Pick up one of these inspiring, fascinating reads and find out what it really means to fight like a girl—for truth, for health, for freedom, for success and for happiness.
Tooth and Nail by Linda D. Dahl
Linda Dahl did not fit in as a young surgical resident in New York. Born to a Middle Eastern family and raised in the Midwest, her new job challenged her sense of self and belonging until, one night, she watches a boxing match on TV with her husband. Fascinated by the ferocity and elegance of the fight, Dahl was hooked. Using boxing as a way to connect with colleagues and patients, Dahl’s success grew, leading her to her dream post: ringside physician. Recounting her year-long experience as a fight doctor, Dahl provides behind-the-scenes stories and a look at what it means to be a rare woman in the male-dominated world of professional boxing.
Educated: A Memoir by Tara Westover
In her cloistered life in the mountains of Idaho, Tara Westover learned only what her parents—devoutly religious and untrusting of outsiders—deemed important. But as they eked out a living hauling scrap and mixing healing oils, Tara’s curiosity and desire to know more about a world she did not really understand, could not be limited. Against a backdrop of deep family dysfunction, abuse and end-of-days paranoia, the author transcribes her fascinating path from isolation to Ivy League.
The Girl Who Smiled Beads by Clementine Wamariya and Elizabeth Weil
In 1994 when war broke out in Rwanda, six-year-old Clementine and her 15-year-old sister fled the comfortable, loving life they had previously known, spending six years travelling through Africa. With the whereabouts of their parents unknown, Clementine and her sister until finally arrived as refugees in America where their journey continued—this time, a journey to be accepted and to accept the circumstances that led them to their new home. A heart-wrenching, timely story of bravery, resilience and empathy.
Sick: A Memoir by Porochista Khakpour
Porochista Khakpour couldn’t remember a time when she was not suffering from an illness that no doctor seemed able to diagnose. Plagued with daily pain and fatigue, Khakpour developed anxiety and a drug addiction as she struggled to advocate for her physical and mental health. Through debilitating symptoms, this story follows the author on her desperate journey to discover why she was sick, where to get treatment and how to reconcile the limitations that her illness put on her physical, mental and spiritual well-being.
The Recovering: Intoxication and Its Aftermath by Leslie Jamison
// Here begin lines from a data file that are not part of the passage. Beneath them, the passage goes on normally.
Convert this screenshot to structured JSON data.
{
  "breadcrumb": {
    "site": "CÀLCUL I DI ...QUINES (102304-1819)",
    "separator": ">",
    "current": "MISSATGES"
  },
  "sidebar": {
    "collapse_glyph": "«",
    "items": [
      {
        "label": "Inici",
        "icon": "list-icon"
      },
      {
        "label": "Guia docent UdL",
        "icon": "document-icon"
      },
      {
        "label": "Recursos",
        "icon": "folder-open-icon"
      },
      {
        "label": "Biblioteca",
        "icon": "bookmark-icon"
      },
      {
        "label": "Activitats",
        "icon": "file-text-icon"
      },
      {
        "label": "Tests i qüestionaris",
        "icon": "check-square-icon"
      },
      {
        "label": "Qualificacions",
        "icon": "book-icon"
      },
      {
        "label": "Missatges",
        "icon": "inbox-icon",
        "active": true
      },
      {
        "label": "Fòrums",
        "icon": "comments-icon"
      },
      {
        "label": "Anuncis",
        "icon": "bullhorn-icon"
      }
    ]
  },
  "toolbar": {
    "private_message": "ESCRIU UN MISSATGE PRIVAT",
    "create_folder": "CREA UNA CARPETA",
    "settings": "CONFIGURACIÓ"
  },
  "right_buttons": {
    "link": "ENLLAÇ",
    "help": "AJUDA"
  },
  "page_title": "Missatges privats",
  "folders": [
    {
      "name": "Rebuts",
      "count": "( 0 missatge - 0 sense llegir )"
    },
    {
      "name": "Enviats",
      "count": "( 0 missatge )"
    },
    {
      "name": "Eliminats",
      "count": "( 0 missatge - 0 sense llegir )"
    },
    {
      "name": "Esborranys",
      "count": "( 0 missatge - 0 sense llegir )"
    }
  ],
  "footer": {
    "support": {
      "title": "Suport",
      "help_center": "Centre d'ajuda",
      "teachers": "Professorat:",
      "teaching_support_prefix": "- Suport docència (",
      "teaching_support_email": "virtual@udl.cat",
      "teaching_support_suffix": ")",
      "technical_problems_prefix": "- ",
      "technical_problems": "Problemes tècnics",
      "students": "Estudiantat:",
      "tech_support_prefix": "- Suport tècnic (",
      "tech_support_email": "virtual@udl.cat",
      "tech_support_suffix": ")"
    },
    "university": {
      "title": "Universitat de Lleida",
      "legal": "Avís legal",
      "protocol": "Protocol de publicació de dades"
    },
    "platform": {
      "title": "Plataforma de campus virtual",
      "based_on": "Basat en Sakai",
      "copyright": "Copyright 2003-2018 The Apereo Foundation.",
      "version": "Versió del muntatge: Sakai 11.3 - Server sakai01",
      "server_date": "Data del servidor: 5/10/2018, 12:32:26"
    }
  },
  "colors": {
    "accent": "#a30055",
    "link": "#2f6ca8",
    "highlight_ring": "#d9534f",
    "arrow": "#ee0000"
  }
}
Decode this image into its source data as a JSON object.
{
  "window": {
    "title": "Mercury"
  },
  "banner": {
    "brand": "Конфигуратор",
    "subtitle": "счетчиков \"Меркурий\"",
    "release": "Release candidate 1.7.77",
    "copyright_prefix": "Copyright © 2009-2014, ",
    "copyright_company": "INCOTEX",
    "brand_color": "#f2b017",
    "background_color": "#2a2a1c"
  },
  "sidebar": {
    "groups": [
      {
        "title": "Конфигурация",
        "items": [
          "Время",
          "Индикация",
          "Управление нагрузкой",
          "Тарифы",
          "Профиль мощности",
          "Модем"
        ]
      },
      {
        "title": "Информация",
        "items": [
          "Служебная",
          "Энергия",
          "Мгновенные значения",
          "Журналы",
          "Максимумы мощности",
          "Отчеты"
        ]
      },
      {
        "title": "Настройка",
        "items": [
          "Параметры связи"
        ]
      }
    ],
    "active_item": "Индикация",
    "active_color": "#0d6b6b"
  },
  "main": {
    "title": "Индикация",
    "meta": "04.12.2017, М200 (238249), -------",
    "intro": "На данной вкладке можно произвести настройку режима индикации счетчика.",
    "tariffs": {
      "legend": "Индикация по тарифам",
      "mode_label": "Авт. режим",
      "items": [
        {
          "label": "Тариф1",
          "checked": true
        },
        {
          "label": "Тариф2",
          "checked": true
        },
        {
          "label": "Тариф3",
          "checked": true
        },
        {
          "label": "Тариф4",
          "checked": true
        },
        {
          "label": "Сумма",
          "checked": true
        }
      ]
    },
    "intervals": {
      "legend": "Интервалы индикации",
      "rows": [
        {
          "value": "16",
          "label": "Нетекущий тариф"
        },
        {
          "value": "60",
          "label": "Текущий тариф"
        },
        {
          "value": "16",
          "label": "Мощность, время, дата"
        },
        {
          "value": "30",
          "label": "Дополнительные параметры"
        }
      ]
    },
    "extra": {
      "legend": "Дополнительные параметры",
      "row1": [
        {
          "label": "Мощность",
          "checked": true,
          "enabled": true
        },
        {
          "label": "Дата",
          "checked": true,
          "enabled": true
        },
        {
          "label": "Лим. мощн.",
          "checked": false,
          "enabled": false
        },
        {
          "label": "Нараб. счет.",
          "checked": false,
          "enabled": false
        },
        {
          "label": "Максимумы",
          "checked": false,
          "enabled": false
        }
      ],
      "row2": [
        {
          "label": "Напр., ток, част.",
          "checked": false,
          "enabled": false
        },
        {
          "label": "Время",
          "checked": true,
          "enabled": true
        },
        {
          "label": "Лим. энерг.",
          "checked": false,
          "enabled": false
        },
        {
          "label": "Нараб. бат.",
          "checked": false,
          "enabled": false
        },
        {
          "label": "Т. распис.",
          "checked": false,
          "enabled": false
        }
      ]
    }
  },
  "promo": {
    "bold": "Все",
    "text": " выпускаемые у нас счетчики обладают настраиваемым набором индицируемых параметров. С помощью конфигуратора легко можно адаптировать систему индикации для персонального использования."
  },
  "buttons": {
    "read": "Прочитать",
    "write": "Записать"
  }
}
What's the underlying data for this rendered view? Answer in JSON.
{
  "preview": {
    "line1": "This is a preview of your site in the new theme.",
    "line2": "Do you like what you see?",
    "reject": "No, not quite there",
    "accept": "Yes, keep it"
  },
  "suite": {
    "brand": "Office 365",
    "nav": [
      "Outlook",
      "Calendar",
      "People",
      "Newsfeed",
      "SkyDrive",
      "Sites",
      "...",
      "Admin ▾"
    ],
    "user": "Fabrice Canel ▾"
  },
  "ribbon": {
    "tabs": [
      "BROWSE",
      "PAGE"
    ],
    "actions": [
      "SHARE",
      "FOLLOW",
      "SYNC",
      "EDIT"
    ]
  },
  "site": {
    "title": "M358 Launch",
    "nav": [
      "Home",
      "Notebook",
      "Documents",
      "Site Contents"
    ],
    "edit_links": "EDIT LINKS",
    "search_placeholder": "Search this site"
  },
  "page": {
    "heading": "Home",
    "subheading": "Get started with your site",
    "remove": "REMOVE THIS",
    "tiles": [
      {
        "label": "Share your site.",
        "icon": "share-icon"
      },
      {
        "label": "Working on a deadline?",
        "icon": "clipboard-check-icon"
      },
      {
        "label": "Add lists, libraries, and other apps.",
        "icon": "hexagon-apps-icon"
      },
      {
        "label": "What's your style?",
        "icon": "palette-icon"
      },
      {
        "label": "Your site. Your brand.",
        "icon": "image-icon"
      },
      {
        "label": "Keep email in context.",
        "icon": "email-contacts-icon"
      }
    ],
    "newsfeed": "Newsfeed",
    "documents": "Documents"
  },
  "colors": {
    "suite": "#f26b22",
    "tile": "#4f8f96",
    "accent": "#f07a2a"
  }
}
The myth of the tortured artist is excised in this wholly engaging half-memoir, half-cultural criticism based on the author’s experience as a writer going through addiction and recovery. Taking a deep dive into her own challenges alongside some of history’s most notorious artists-slash-addicts, Jamison offers a context for the romanticism of tragic figures in creative circles as well as the very real toll fame and fortune can take on an artist and an addict.
Are you ready for inspiration? Let us know which of these titles you want to dive into first!